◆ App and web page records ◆
[Start of Attachment]

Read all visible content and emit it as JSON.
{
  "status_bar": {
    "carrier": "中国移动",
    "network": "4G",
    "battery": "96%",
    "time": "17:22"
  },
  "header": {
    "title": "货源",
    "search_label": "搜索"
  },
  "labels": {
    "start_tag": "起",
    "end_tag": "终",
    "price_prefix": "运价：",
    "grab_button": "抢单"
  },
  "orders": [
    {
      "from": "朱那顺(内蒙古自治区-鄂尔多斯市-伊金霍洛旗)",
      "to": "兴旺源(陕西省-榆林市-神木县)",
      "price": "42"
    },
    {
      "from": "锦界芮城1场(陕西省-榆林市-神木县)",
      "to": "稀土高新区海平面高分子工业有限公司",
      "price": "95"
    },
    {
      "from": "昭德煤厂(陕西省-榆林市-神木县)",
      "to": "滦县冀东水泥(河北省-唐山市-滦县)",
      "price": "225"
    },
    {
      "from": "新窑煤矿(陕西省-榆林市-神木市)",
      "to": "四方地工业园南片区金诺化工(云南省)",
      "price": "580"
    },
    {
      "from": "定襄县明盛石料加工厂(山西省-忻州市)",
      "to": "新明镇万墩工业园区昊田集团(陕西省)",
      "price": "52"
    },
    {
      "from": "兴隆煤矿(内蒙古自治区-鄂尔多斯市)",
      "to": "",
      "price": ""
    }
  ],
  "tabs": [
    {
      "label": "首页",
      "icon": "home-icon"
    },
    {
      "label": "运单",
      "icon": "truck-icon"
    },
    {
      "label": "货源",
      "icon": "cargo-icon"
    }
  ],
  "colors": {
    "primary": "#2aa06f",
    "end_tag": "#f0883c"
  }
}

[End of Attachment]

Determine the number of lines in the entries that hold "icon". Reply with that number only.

◆ SOLVED PROBLEM ◆
3